12:11 PM ET

Is Hong Kong afraid of Ai Weiwei?

A man in marble is giving me the finger.        

I'm at Art HK, Asia's leading art fair, and the one-finger salute is from the 2007 sculpture "Marble Arm" by outspoken artist-activist Ai Weiwei. As we all should know by now, Ai was detained by Beijing authorities almost two months ago in an ongoing campaign against Chinese activists. Ai has since been accused of tax evasion.

"Marble Arm" is linked to a series of provocative snapshots featuring Ai raising his middle finger to various symbols of power from the White House to Tiananmen Square.  On reserve, it has a prospective buyer who is willing to pay $280,000 for the work.

And today, that marble middle finger is greeting prospective buyers and curious visitors at Art HK's Galerie Urs Meile exhibition space.

But it is a lonely protest. Among the 260 galleries at the international art fair, "Marble Arm" is the only work by Ai on display.

There are a few "Where is Ai Weiwei?" freebie pins and t-shirts available from Galerie Urs Meile and two other dealers at the fair. But for the most part, at Asian's largest art fair, China's most well-known artist is noticeably missing.

Both the United States and the European Union have called for the artist's release, but the commercial art community in Asia seems to be taking a more, shall we say, diplomatic approach. Art HK director Magnus Renfrew calls Ai Weiwei "an artist who we greatly admire."

And yet Renfrew delivers even more praise for the city of Hong Kong "where freedom of expression is greatly valued, and freedom of expression is protected under the Bill of Rights of Hong Kong and under the Basic Law of Hong Kong.  So it is a very good place for the full variety of voices to be heard."

Those voices are being heard far from the gleaming halls of the Hong Kong Convention and Exhibition Center.

In a gritty industrial space in the city's Chai Wan district, 50 Hong Kong artists are speaking out against Ai's detention in a non-selling exhibition called "Love the Future." In Mandarin, it reads as "Ai Wei Lai," a pun on "Ai Wei Wei" and a code name used by the artist's online supporters when he first went missing.

Those three characters have been censored on the Internet in Mainland China, but in Hong Kong it's clearly seen online and throughout the makeshift gallery space. There's a lightbox of a hyper-pixellated portrait of Ai Weiwei. In another corner, there is a photo collage of various Hong Kong figures with Ai's name painted on their foreheads.
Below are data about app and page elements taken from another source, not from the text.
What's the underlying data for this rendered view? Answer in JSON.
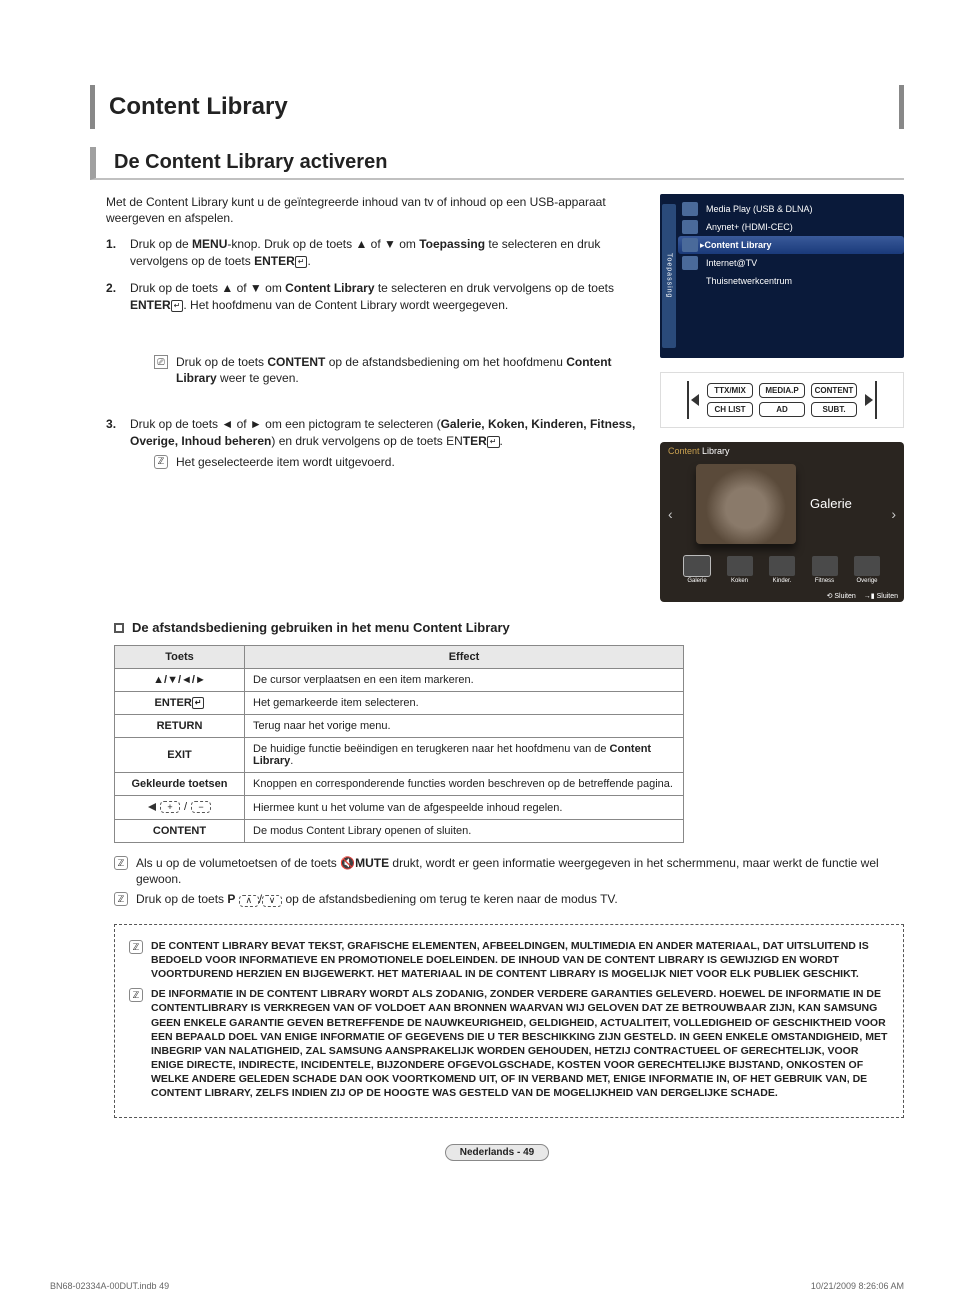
{
  "chapter": "Content Library",
  "section": "De Content Library activeren",
  "intro": "Met de Content Library kunt u de geïntegreerde inhoud van tv of inhoud op een USB-apparaat weergeven en afspelen.",
  "steps": {
    "s1_a": "Druk op de ",
    "s1_menu": "MENU",
    "s1_b": "-knop. Druk op de toets ▲ of ▼ om ",
    "s1_bold1": "Toepassing",
    "s1_c": " te selecteren en druk vervolgens op de toets ",
    "s1_enter": "ENTER",
    "s1_d": ".",
    "s2_a": "Druk op de toets ▲ of ▼ om ",
    "s2_bold": "Content Library",
    "s2_b": " te selecteren en druk vervolgens op de toets ",
    "s2_c": ". Het hoofdmenu van de Content Library wordt weergegeven.",
    "n1_a": "Druk op de toets ",
    "n1_bold": "CONTENT",
    "n1_b": " op de afstandsbediening om het hoofdmenu ",
    "n1_bold2": "Content Library",
    "n1_c": " weer te geven.",
    "s3_a": "Druk op de toets ◄ of ► om een pictogram te selecteren (",
    "s3_items": "Galerie, Koken, Kinderen, Fitness, Overige, Inhoud beheren",
    "s3_b": ") en druk vervolgens op de toets EN",
    "s3_bold": "TER",
    "s3_c": ".",
    "n2": "Het geselecteerde item wordt uitgevoerd."
  },
  "osd": {
    "category": "Toepassing",
    "items": [
      "Media Play (USB & DLNA)",
      "Anynet+ (HDMI-CEC)",
      "Content Library",
      "Internet@TV",
      "Thuisnetwerkcentrum"
    ],
    "selected": 2
  },
  "remote_btns": {
    "r1": "TTX/MIX",
    "r2": "MEDIA.P",
    "r3": "CONTENT",
    "r4": "CH LIST",
    "r5": "AD",
    "r6": "SUBT."
  },
  "gallery": {
    "title": "Content Library",
    "caption": "Galerie",
    "thumbs": [
      "Galerie",
      "Koken",
      "Kinder.",
      "Fitness",
      "Overige"
    ],
    "footer_a": "⟲ Sluiten",
    "footer_b": "→▮ Sluiten"
  },
  "sub_heading": "De afstandsbediening gebruiken in het menu Content Library",
  "table": {
    "h1": "Toets",
    "h2": "Effect",
    "rows": [
      {
        "key": "▲/▼/◄/►",
        "val": "De cursor verplaatsen en een item markeren."
      },
      {
        "key": "ENTER",
        "val": "Het gemarkeerde item selecteren.",
        "enter_glyph": true
      },
      {
        "key": "RETURN",
        "val": "Terug naar het vorige menu."
      },
      {
        "key": "EXIT",
        "val": "De huidige functie beëindigen en terugkeren naar het hoofdmenu van de Content Library.",
        "bold_tail": "Content Library"
      },
      {
        "key": "Gekleurde toetsen",
        "val": "Knoppen en corresponderende functies worden beschreven op de betreffende pagina."
      },
      {
        "key": "_VOL_",
        "val": "Hiermee kunt u het volume van de afgespeelde inhoud regelen."
      },
      {
        "key": "CONTENT",
        "val": "De modus Content Library openen of sluiten."
      }
    ]
  },
  "notes_after": {
    "a1": "Als u op de volumetoetsen of de toets ",
    "mute_ico": "🔇",
    "a_bold": "MUTE",
    "a2": " drukt, wordt er geen informatie weergegeven in het schermmenu, maar werkt de functie wel gewoon.",
    "b1": "Druk op de toets ",
    "b_bold": "P",
    "b2": " op de afstandsbediening om terug te keren naar de modus TV."
  },
  "box": {
    "p1": "DE CONTENT LIBRARY BEVAT TEKST, GRAFISCHE ELEMENTEN, AFBEELDINGEN, MULTIMEDIA EN ANDER MATERIAAL, DAT UITSLUITEND IS BEDOELD VOOR INFORMATIEVE EN PROMOTIONELE DOELEINDEN. DE INHOUD VAN DE CONTENT LIBRARY IS GEWIJZIGD EN WORDT VOORTDUREND HERZIEN EN BIJGEWERKT. HET MATERIAAL IN DE CONTENT LIBRARY IS MOGELIJK NIET VOOR ELK PUBLIEK GESCHIKT.",
    "p2": "DE INFORMATIE IN DE CONTENT LIBRARY WORDT ALS ZODANIG, ZONDER VERDERE GARANTIES GELEVERD. HOEWEL DE INFORMATIE IN DE CONTENTLIBRARY IS VERKREGEN VAN OF VOLDOET AAN BRONNEN WAARVAN WIJ GELOVEN DAT ZE BETROUWBAAR ZIJN, KAN SAMSUNG GEEN ENKELE GARANTIE GEVEN BETREFFENDE DE NAUWKEURIGHEID, GELDIGHEID, ACTUALITEIT, VOLLEDIGHEID OF GESCHIKTHEID VOOR EEN BEPAALD DOEL VAN ENIGE INFORMATIE OF GEGEVENS DIE U TER BESCHIKKING ZIJN GESTELD. IN GEEN ENKELE OMSTANDIGHEID, MET INBEGRIP VAN NALATIGHEID, ZAL SAMSUNG AANSPRAKELIJK WORDEN GEHOUDEN, HETZIJ CONTRACTUEEL OF GERECHTELIJK, VOOR ENIGE DIRECTE, INDIRECTE, INCIDENTELE, BIJZONDERE OFGEVOLGSCHADE, KOSTEN VOOR GERECHTELIJKE BIJSTAND, ONKOSTEN OF WELKE ANDERE GELEDEN SCHADE DAN OOK VOORTKOMEND UIT, OF IN VERBAND MET, ENIGE INFORMATIE IN, OF HET GEBRUIK VAN, DE CONTENT LIBRARY, ZELFS INDIEN ZIJ OP DE HOOGTE WAS GESTELD VAN DE MOGELIJKHEID VAN DERGELIJKE SCHADE."
  },
  "page_marker": "Nederlands - 49",
  "print_left": "BN68-02334A-00DUT.indb   49",
  "print_right": "10/21/2009   8:26:06 AM"
}
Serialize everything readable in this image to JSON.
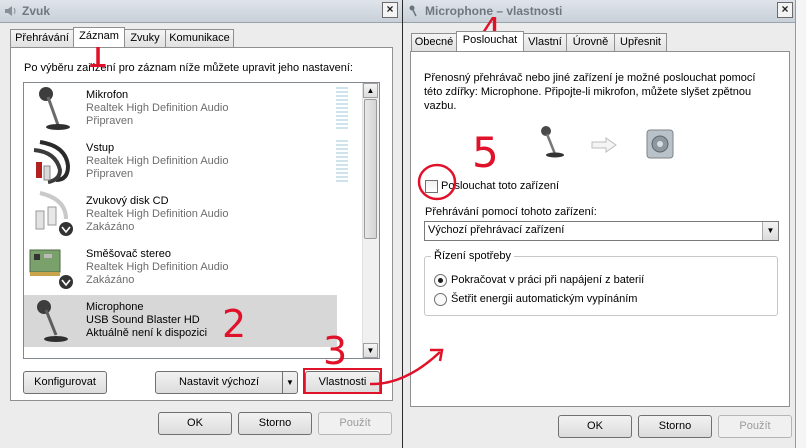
{
  "sound_dialog": {
    "title": "Zvuk",
    "close_glyph": "×",
    "tabs": [
      "Přehrávání",
      "Záznam",
      "Zvuky",
      "Komunikace"
    ],
    "instruction": "Po výběru zařízení pro záznam níže můžete upravit jeho nastavení:",
    "devices": [
      {
        "name": "Mikrofon",
        "driver": "Realtek High Definition Audio",
        "status": "Připraven",
        "icon": "microphone-icon"
      },
      {
        "name": "Vstup",
        "driver": "Realtek High Definition Audio",
        "status": "Připraven",
        "icon": "rca-cable-icon"
      },
      {
        "name": "Zvukový disk CD",
        "driver": "Realtek High Definition Audio",
        "status": "Zakázáno",
        "icon": "cd-cable-icon"
      },
      {
        "name": "Směšovač stereo",
        "driver": "Realtek High Definition Audio",
        "status": "Zakázáno",
        "icon": "sound-card-icon"
      },
      {
        "name": "Microphone",
        "driver": "USB Sound Blaster HD",
        "status": "Aktuálně není k dispozici",
        "icon": "microphone-icon"
      }
    ],
    "buttons": {
      "configure": "Konfigurovat",
      "set_default": "Nastavit výchozí",
      "properties": "Vlastnosti",
      "ok": "OK",
      "cancel": "Storno",
      "apply": "Použít"
    }
  },
  "mic_dialog": {
    "title": "Microphone – vlastnosti",
    "close_glyph": "×",
    "tabs": [
      "Obecné",
      "Poslouchat",
      "Vlastní",
      "Úrovně",
      "Upřesnit"
    ],
    "description": [
      "Přenosný přehrávač nebo jiné zařízení je možné poslouchat pomocí",
      "této zdířky: Microphone. Připojte-li mikrofon, můžete slyšet zpětnou",
      "vazbu."
    ],
    "listen_checkbox": "Poslouchat toto zařízení",
    "listen_checked": false,
    "playback_label": "Přehrávání pomocí tohoto zařízení:",
    "playback_value": "Výchozí přehrávací zařízení",
    "power_group": "Řízení spotřeby",
    "power_options": [
      "Pokračovat v práci při napájení z baterií",
      "Šetřit energii automatickým vypínáním"
    ],
    "power_selected": 0,
    "buttons": {
      "ok": "OK",
      "cancel": "Storno",
      "apply": "Použít"
    }
  },
  "annotations": [
    "1",
    "2",
    "3",
    "4",
    "5"
  ],
  "colors": {
    "annotation": "#e0122a",
    "selected_row": "#d7d7d7"
  }
}
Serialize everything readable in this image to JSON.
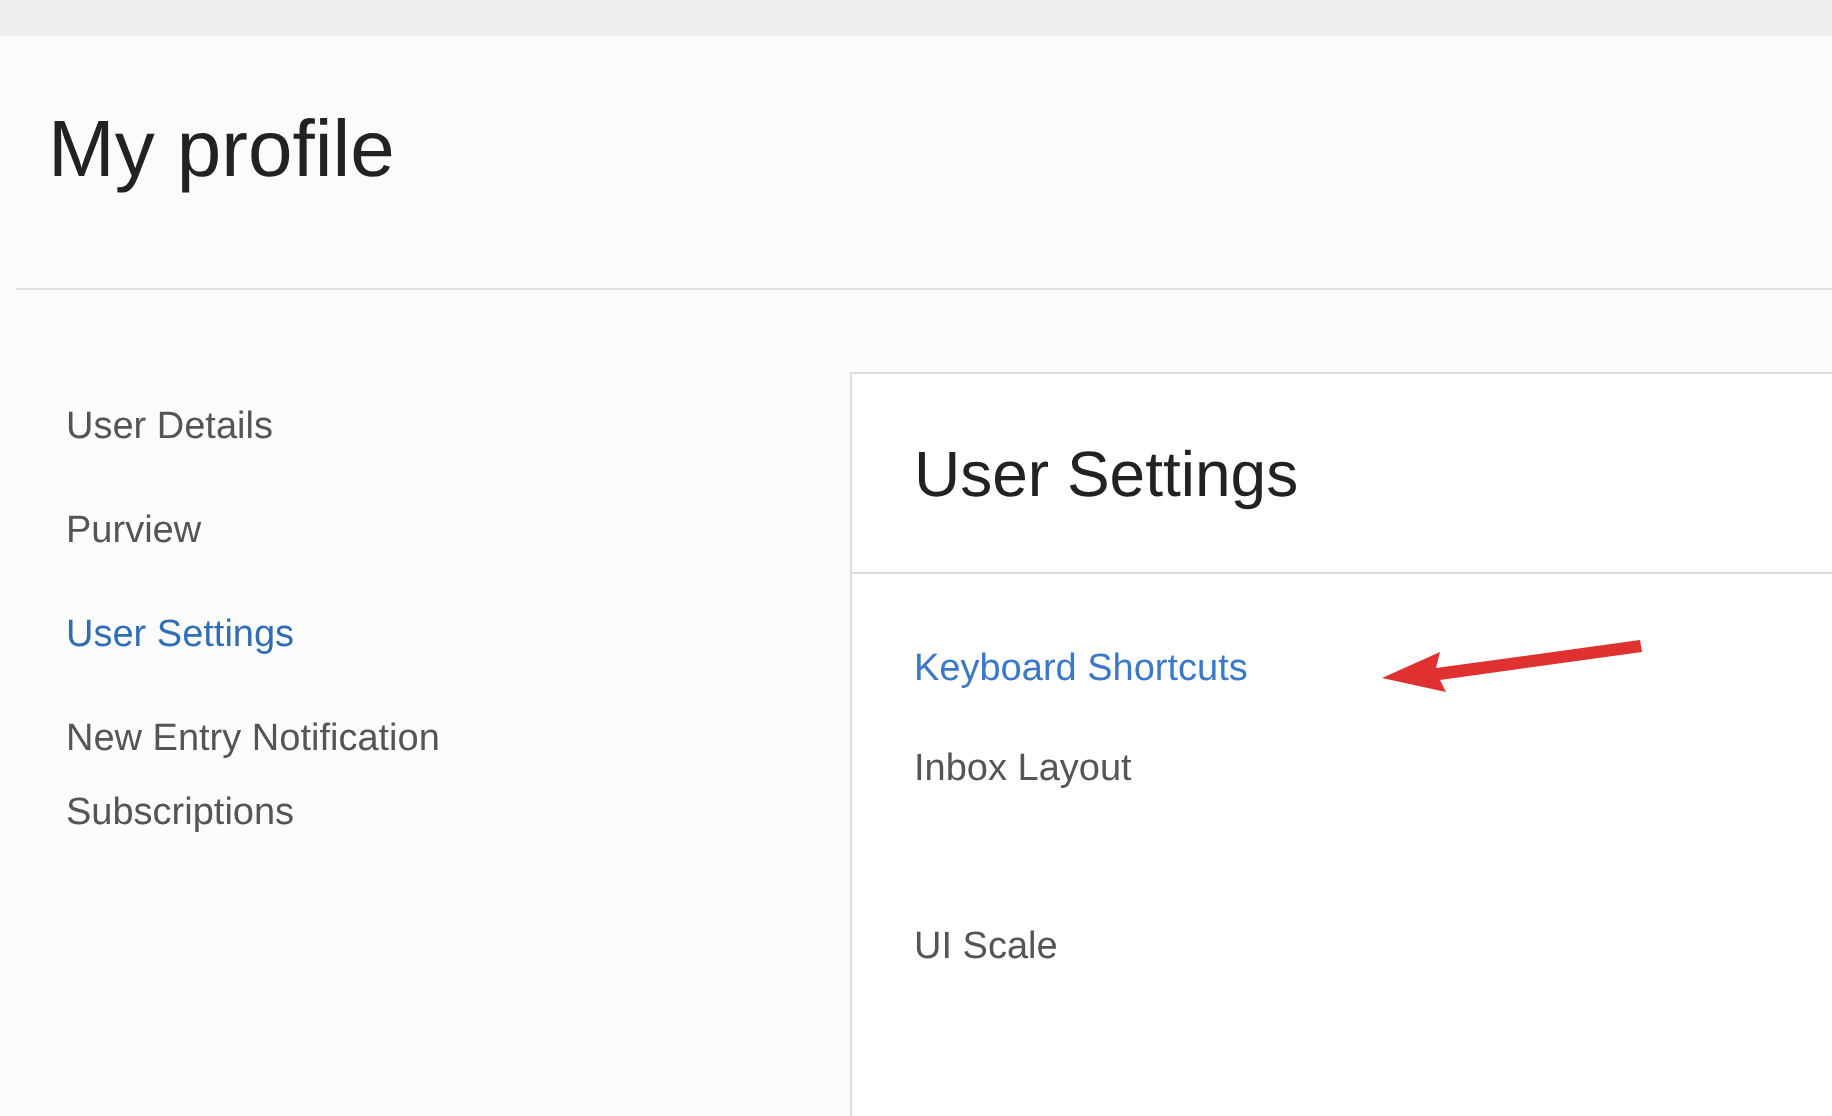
{
  "page": {
    "title": "My profile"
  },
  "sidebar": {
    "items": [
      {
        "label": "User Details",
        "selected": false
      },
      {
        "label": "Purview",
        "selected": false
      },
      {
        "label": "User Settings",
        "selected": true
      },
      {
        "label": "New Entry Notification Subscriptions",
        "selected": false
      }
    ]
  },
  "panel": {
    "title": "User Settings",
    "items": [
      {
        "label": "Keyboard Shortcuts",
        "kind": "link"
      },
      {
        "label": "Inbox Layout",
        "kind": "label"
      },
      {
        "label": "UI Scale",
        "kind": "label"
      }
    ]
  }
}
"Love the Future" is organized by Hong Kong sculptor Kacey Wong. Wong also organized a Hong Kong protest march in April that attracted an estimated 2,000 people. Wong calls Ai's arrest a wake-up call for him and fellow local artists. He tells me, "We Hong Kong people tend to live inside a bubble because we have freedom here. Whereas in China, there is suppression and illegal detention of good-hearted people."

Wong also says Ai's detention has brought about a personal ephiphany about what it means to be a Hong Kong artist, as opposed to a Mainland Chinese one: "We, in contrast, can speak the truth... without thinking too much."

In the days immediately following Ai's disappearance, high-contrast graffiti images appeared throughout Hong Kong showing the bearded face of the artist and a simple question, "Who's afraid of Ai Weiwei?" Another graffiti campaign flashed a projection of the Ai Weiwei image onto the Chinese People's Liberation Army barracks in Hong Kong.

The artists behind the graffiti are laying low... and for good reason. Hong Kong police are investigating criminal damage charges against them, which could carry a sentence of up to 10 years in jail.

One can only wonder if Ai Weiwei would nod in approval to such acts of creative defiance here in Hong Kong.

Ai remains detained for an indefinite period of time in an undisclosed location. Despite his imprisonment, Ai has opened major exhibitions in New York and London... and inspired a grassroots movement in Hong Kong while defiantly raising his middle finger in a massively public space on Chinese soil.

The artist may be silenced, but not his message.